Stanford students Cole McFaul and Caroline Zhang, who are both pursuing master’s degrees as co-term students, have been named 2021 Yenching Scholars and will receive full scholarships for graduate studies at Yenching Academy of Peking University.
They are among the 114 students chosen from 37 countries and regions for the program, which offers a one-year master’s degree in Chinese studies.
Through coursework, independent research and field studies, Yenching Scholars examine China’s past, present and future, with particular emphasis on its development and role in the world. Working closely with academic mentors, they create their own study programs, choosing from six academic concentrations and a variety of extracurricular activities.
Cole McFaul earned a bachelor’s degree in political science at Stanford in 2020 and is pursuing a master’s degree in East Asian studies in the School of Humanities and Sciences. At Yenching Academy, he plans to focus on politics and international relations and improve his Chinese language abilities.

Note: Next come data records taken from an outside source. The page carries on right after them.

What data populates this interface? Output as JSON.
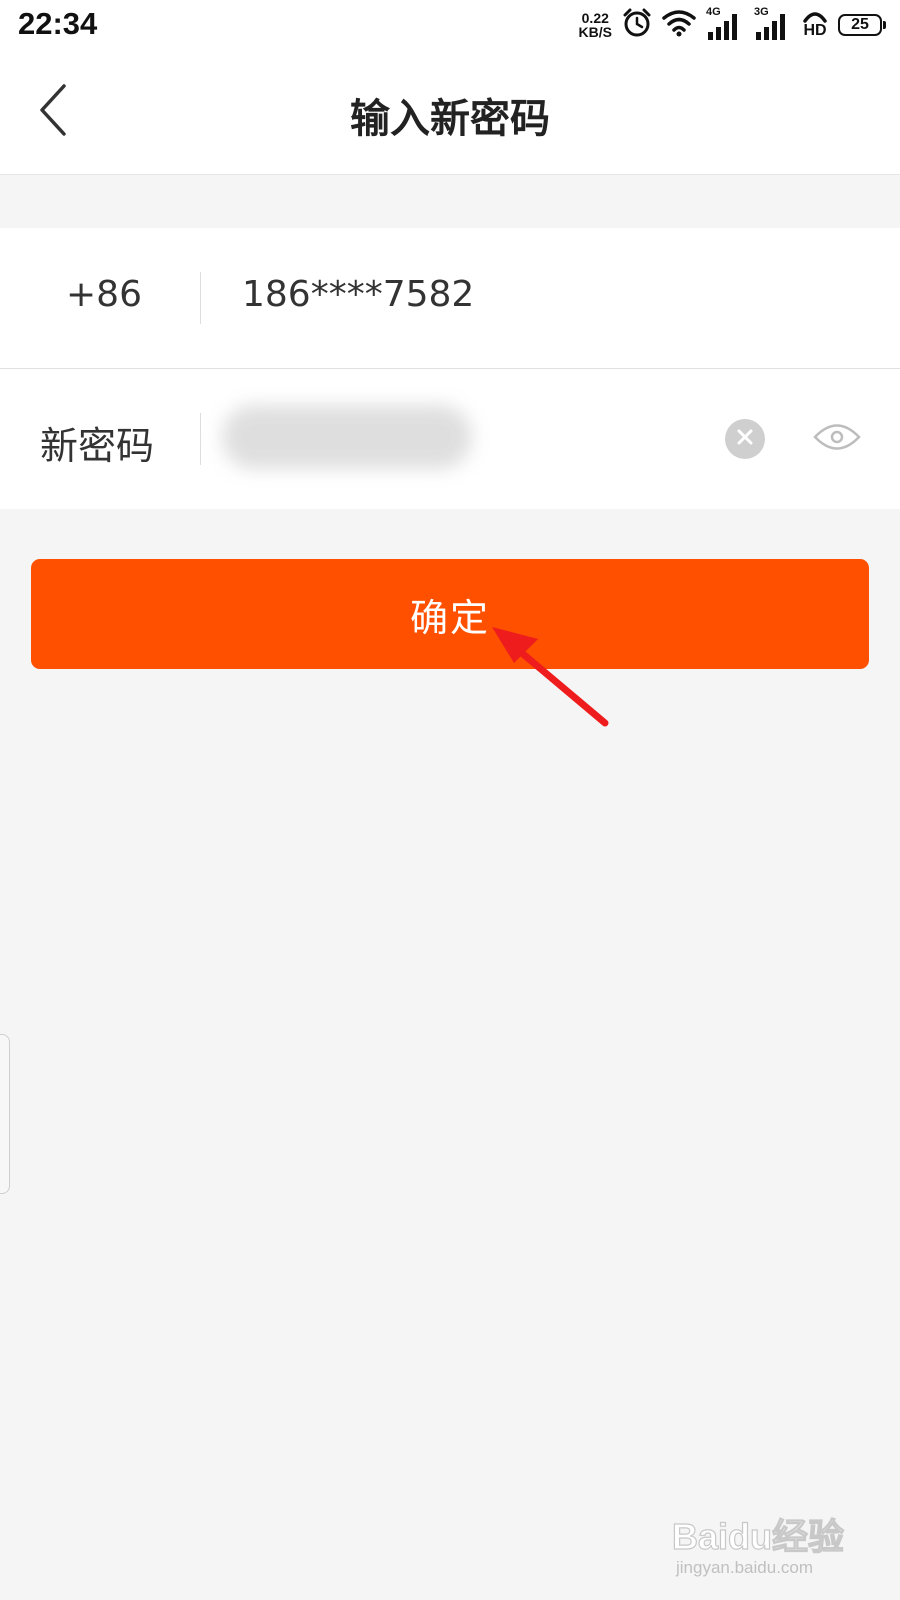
{
  "status_bar": {
    "time": "22:34",
    "net_speed_value": "0.22",
    "net_speed_unit": "KB/S",
    "signal_1_label": "4G",
    "signal_2_label": "3G",
    "hd_label": "HD",
    "battery_level": "25",
    "icons": [
      "alarm-icon",
      "wifi-icon",
      "signal-icon",
      "hd-call-icon",
      "battery-icon"
    ]
  },
  "nav": {
    "title": "输入新密码",
    "back_icon": "chevron-left-icon"
  },
  "form": {
    "country_code": "+86",
    "phone": "186****7582",
    "password_label": "新密码",
    "password_value": "",
    "clear_icon": "clear-icon",
    "visibility_icon": "eye-icon"
  },
  "actions": {
    "confirm_label": "确定"
  },
  "annotation": {
    "arrow_color": "#ee1c1c"
  },
  "watermark": {
    "main": "Baidu经验",
    "sub": "jingyan.baidu.com"
  },
  "colors": {
    "accent": "#ff5000",
    "background": "#f5f5f5",
    "surface": "#ffffff"
  }
}
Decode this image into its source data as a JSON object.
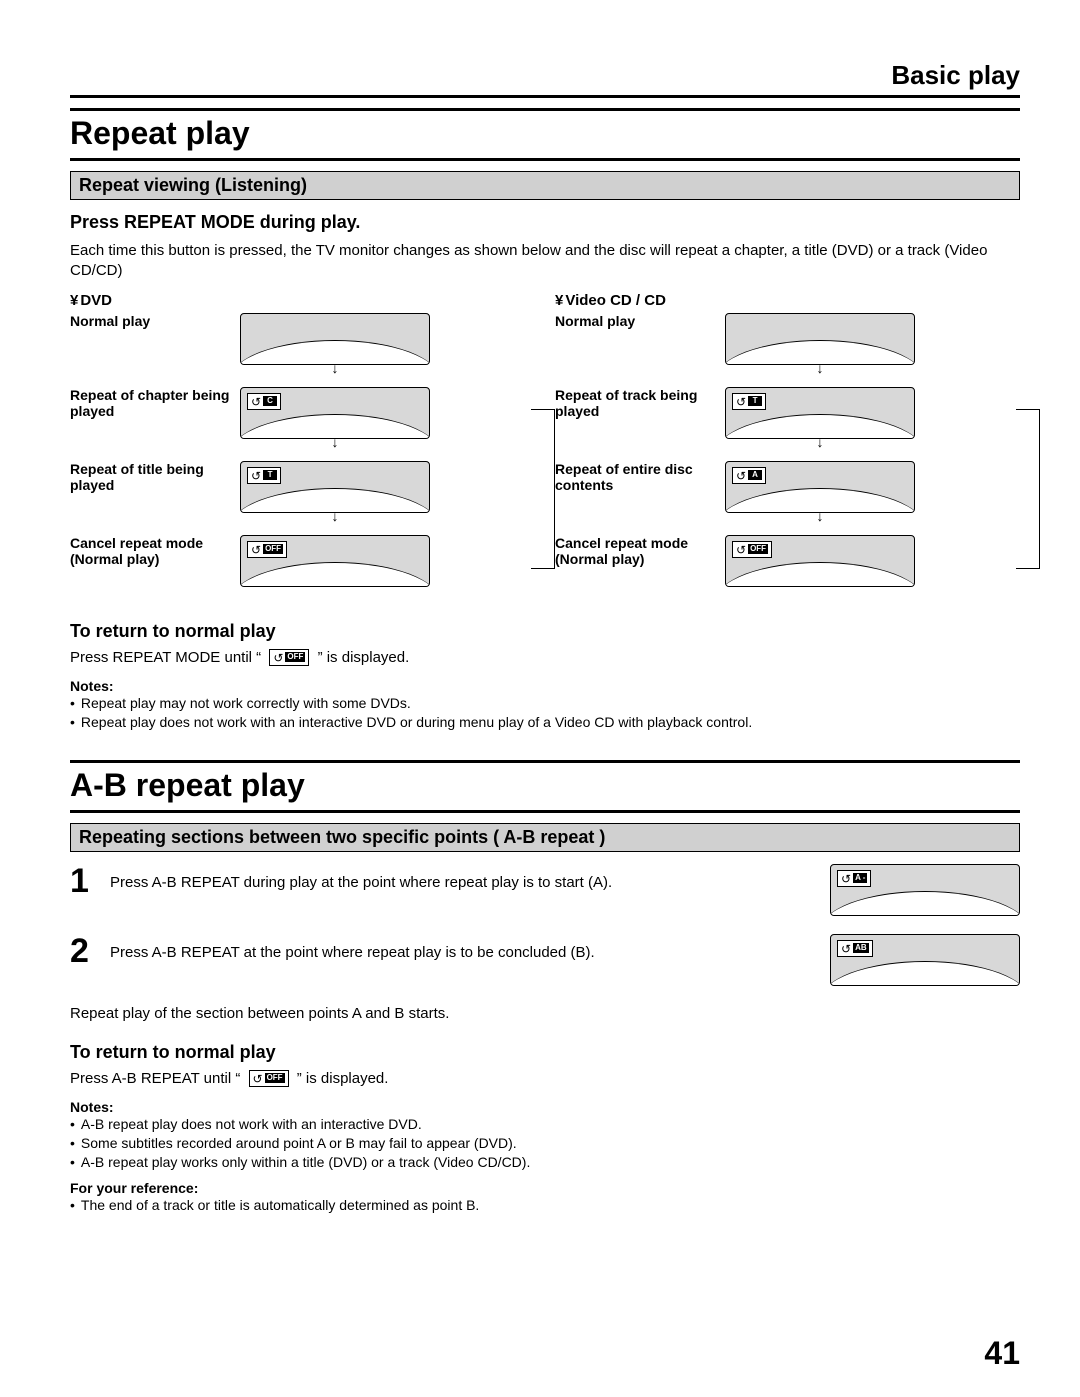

By the end of the program, he hopes to be more comfortable reading Chinese texts and speaking in Chinese about economic and political issues.
“At Stanford and especially as a co-term student in East Asian Studies, I have spent a lot of time trying to understand Chinese history, politics, economics and culture in the classroom,” he said. “In Beijing, where I will be immersed in the country’s language and culture, I will be given the chance to apply what I have learned at Stanford and to deepen my own understanding of the country in a more hands-on setting.”
Eventually, McFaul said, he hopes to contribute to improving relations between the United States and China, either through research or policymaking.
Caroline Zhang is a co-term student pursuing a master’s degree in computer science in the School of Engineering and a bachelor’s degree in economics, with a minor in international relations, in the School of Humanities and Sciences.
Zhang’s planned course of study at Yenching Academy will include a concentration in economics and management.
As a Yenching Scholar, Zhang hopes to conduct research on how private sector players are integrated into Chinese smart city development and to explore comparative approaches to data protection across the United States and China.
“Eventually, I would like to pursue a career helping innovate or fund technology improvements across borders,” she said. “I want to be a voice in the conversation championing global collaboration and prosperity.”